Van Zyl’s Golden Mole
Van Zyl’s golden mole
Van Zyl se gouemol
The golden mole family, which consists of 18 species, is endemic to the African continent. They are all very similar in appearance with their streamlined bodies which are, in most species, covered with dense, glossy fur. Their ears, eyes and tail are not externally visible and on their snout there is a horny, leathery pad which is used together with their well-developed forelimbs for burrowing. Van Zyl’s golden mole is a small mole with a total length of about 80 mm, and differs from the one other species in the same genus, Winton’s golden mole, in that it is darker brown, with a purplish sheen. It occurs in the same area as Grant’s golden mole and the Cape golden mole, but is more glossy than the former. Although more similar to the Cape golden mole, Van Zyl’s has a relatively better developed first finger on the front limb and is also smaller and lighter in colour. The second upper incisor, canine and third incisor are similar in size in Van Zyl’s and Grant’s golden mole, whereas in the Cape golden mole the second incisor is markedly larger than the other two teeth.
Very little is known about the habitat preferences of Van Zyl’s golden mole, but generally, they live in shallow tunnels in sandy soils in temperate Succulent Karoo strandveld. Two of the three museum specimens were apparently found at an altitude of approximately 30 m.
Very little is known about the golden moles in general because they spend almost their entire life underground. According to the museum records, this species has only been collected three times by the same person, Gideon Van Zyl, in the same area along the West Coast during 1937 to 1938. Golden moles feed on small invertebrates such as insects and earthworms, as well as some small, legless lizards. Two, but sometimes only one, young are born hairless and helpless in a grass-lined cavity in the ground during the rainy season.
They are only known from one locality along the West Coast approximately 16 km inland from Lambert’s Bay at Compagnies Drift.
The main threat to this species is thought to be habitat loss through poor land management, overgrazing, crop cultivation, improper irrigation and mining.

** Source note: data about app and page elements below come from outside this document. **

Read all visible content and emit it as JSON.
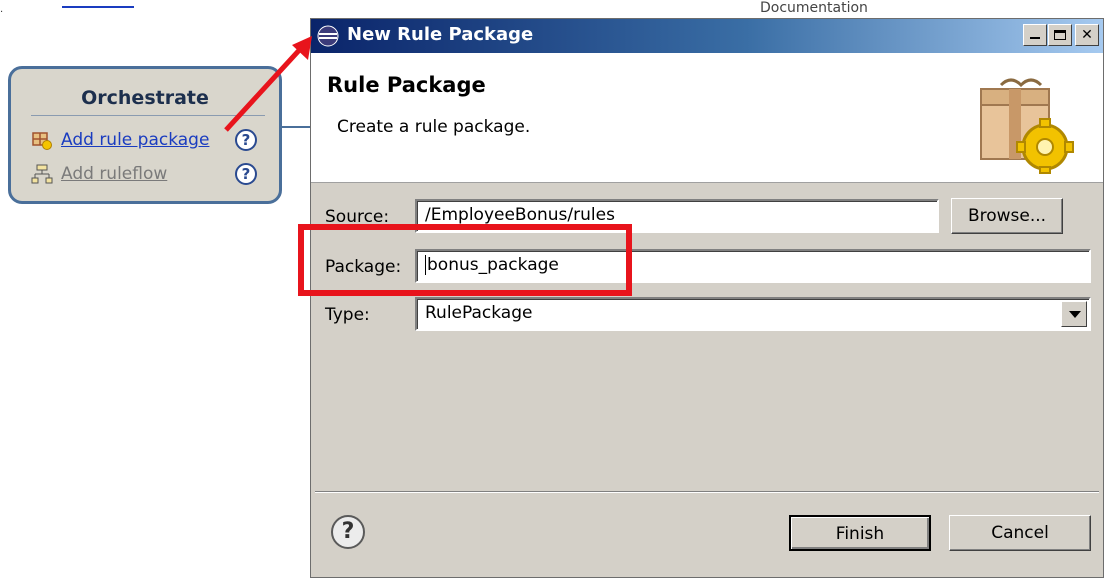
{
  "background": {
    "tab_text": "Documentation"
  },
  "orchestrate_panel": {
    "title": "Orchestrate",
    "items": [
      {
        "label": "Add rule package",
        "enabled": true,
        "icon": "rule-package-icon"
      },
      {
        "label": "Add ruleflow",
        "enabled": false,
        "icon": "ruleflow-icon"
      }
    ],
    "help_glyph": "?"
  },
  "dialog": {
    "title": "New Rule Package",
    "header": {
      "title": "Rule Package",
      "description": "Create a rule package."
    },
    "form": {
      "source_label": "Source:",
      "source_value": "/EmployeeBonus/rules",
      "browse_label": "Browse...",
      "package_label": "Package:",
      "package_value": "bonus_package",
      "type_label": "Type:",
      "type_value": "RulePackage"
    },
    "footer": {
      "help_glyph": "?",
      "finish_label": "Finish",
      "cancel_label": "Cancel"
    }
  },
  "colors": {
    "annotation": "#e8141c",
    "title_bar_start": "#0a246a",
    "link": "#1a3cc0",
    "panel_border": "#4a6f9a"
  }
}
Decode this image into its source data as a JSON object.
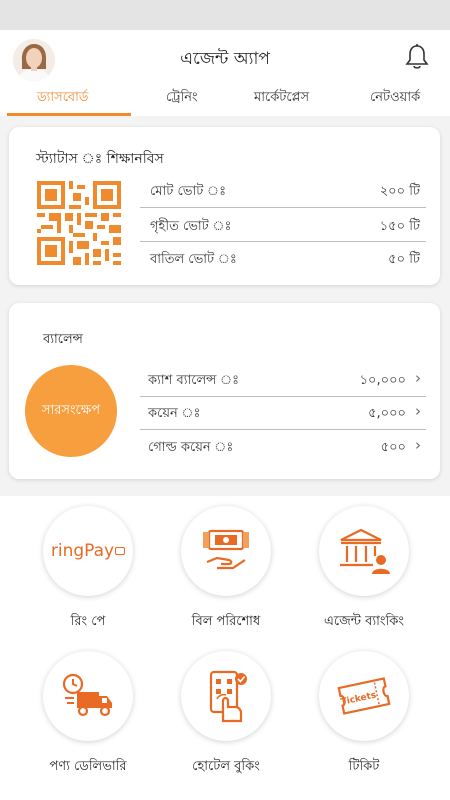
{
  "header": {
    "title": "এজেন্ট অ্যাপ"
  },
  "tabs": [
    {
      "label": "ড্যাসবোর্ড",
      "active": true
    },
    {
      "label": "ট্রেনিং",
      "active": false
    },
    {
      "label": "মার্কেটপ্লেস",
      "active": false
    },
    {
      "label": "নেটওয়ার্ক",
      "active": false
    }
  ],
  "status_card": {
    "status_label": "স্ট্যাটাস ঃ শিক্ষানবিস",
    "rows": [
      {
        "label": "মোট ভোট ঃ",
        "value": "২০০ টি"
      },
      {
        "label": "গৃহীত ভোট ঃ",
        "value": "১৫০ টি"
      },
      {
        "label": "বাতিল ভোট ঃ",
        "value": "৫০ টি"
      }
    ]
  },
  "balance_card": {
    "title": "ব্যালেন্স",
    "summary_button": "সারসংক্ষেপ",
    "rows": [
      {
        "label": "ক্যাশ ব্যালেন্স ঃ",
        "value": "১০,০০০"
      },
      {
        "label": "কয়েন ঃ",
        "value": "৫,০০০"
      },
      {
        "label": "গোল্ড কয়েন ঃ",
        "value": "৫০০"
      }
    ]
  },
  "services": [
    {
      "label": "রিং পে",
      "icon": "ringpay-logo"
    },
    {
      "label": "বিল পরিশোধ",
      "icon": "bill-payment-icon"
    },
    {
      "label": "এজেন্ট ব্যাংকিং",
      "icon": "bank-icon"
    },
    {
      "label": "পণ্য ডেলিভারি",
      "icon": "delivery-truck-icon"
    },
    {
      "label": "হোটেল বুকিং",
      "icon": "hotel-booking-icon"
    },
    {
      "label": "টিকিট",
      "icon": "ticket-icon"
    }
  ],
  "ringpay_logo_text": "ringPay",
  "ticket_icon_text": "Tickets",
  "colors": {
    "accent": "#f28a2c",
    "summary_button": "#f79e3e",
    "panel_bg": "#f3f3f3"
  }
}
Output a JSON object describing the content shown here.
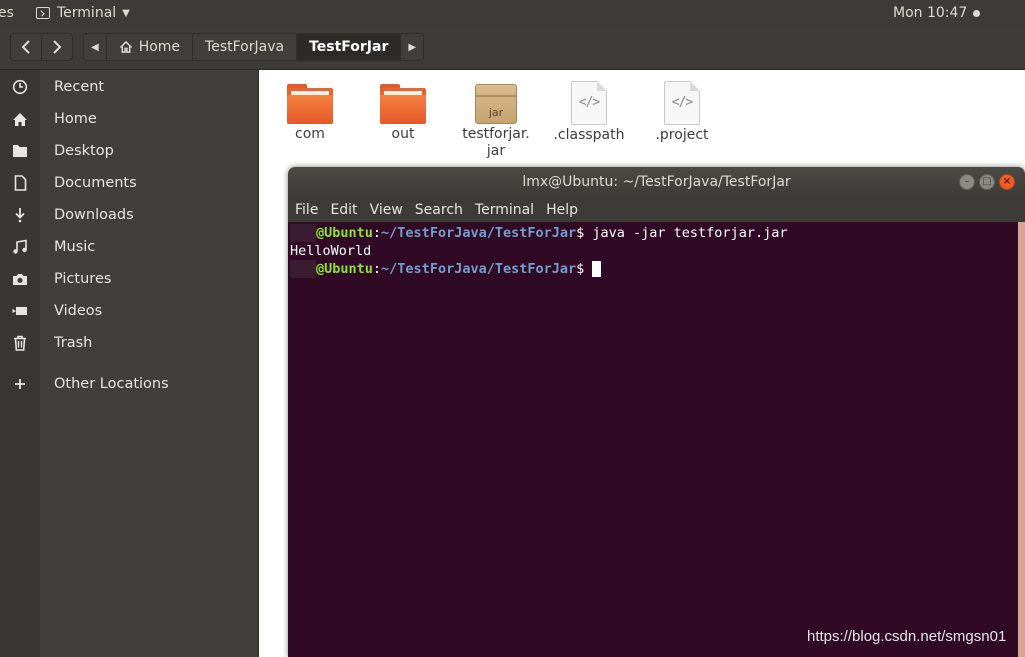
{
  "topbar": {
    "activities_label": "es",
    "app_menu_label": "Terminal",
    "clock": "Mon 10:47"
  },
  "header": {
    "breadcrumbs": [
      "Home",
      "TestForJava",
      "TestForJar"
    ],
    "active_crumb": "TestForJar"
  },
  "sidebar": {
    "items": [
      {
        "label": "Recent",
        "icon": "clock-icon"
      },
      {
        "label": "Home",
        "icon": "home-icon"
      },
      {
        "label": "Desktop",
        "icon": "folder-icon"
      },
      {
        "label": "Documents",
        "icon": "document-icon"
      },
      {
        "label": "Downloads",
        "icon": "download-icon"
      },
      {
        "label": "Music",
        "icon": "music-icon"
      },
      {
        "label": "Pictures",
        "icon": "camera-icon"
      },
      {
        "label": "Videos",
        "icon": "video-icon"
      },
      {
        "label": "Trash",
        "icon": "trash-icon"
      },
      {
        "label": "Other Locations",
        "icon": "plus-icon"
      }
    ]
  },
  "files": [
    {
      "name": "com",
      "icon": "folder-icon"
    },
    {
      "name": "out",
      "icon": "folder-icon"
    },
    {
      "name_line1": "testforjar.",
      "name_line2": "jar",
      "icon": "jar-archive-icon",
      "icon_text": "jar"
    },
    {
      "name": ".classpath",
      "icon": "code-file-icon",
      "icon_text": "</>"
    },
    {
      "name": ".project",
      "icon": "code-file-icon",
      "icon_text": "</>"
    }
  ],
  "terminal": {
    "title": "lmx@Ubuntu: ~/TestForJava/TestForJar",
    "menu": [
      "File",
      "Edit",
      "View",
      "Search",
      "Terminal",
      "Help"
    ],
    "prompt_host": "@Ubuntu",
    "prompt_sep": ":",
    "prompt_path": "~/TestForJava/TestForJar",
    "prompt_end": "$ ",
    "command": "java -jar testforjar.jar",
    "output": "HelloWorld"
  },
  "watermark": "https://blog.csdn.net/smgsn01",
  "colors": {
    "terminal_bg": "#300a24",
    "prompt_user_host": "#8ae234",
    "prompt_path": "#729fcf",
    "folder_orange": "#e8642f",
    "close_button": "#ec5d2b"
  }
}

As long as it is awake, a golden mole keeps moving. The movement keeps its body temperature normal. If the mole stays still for too long, its temperature falls quickly. Sleeping would be hazardous if it weren’t for the fact that its muscles twitch while it is asleep. This produces the necessary heat to help stabilize its body temperature. Van Zyl’s golden mole often plays dead when first picked up or turned over.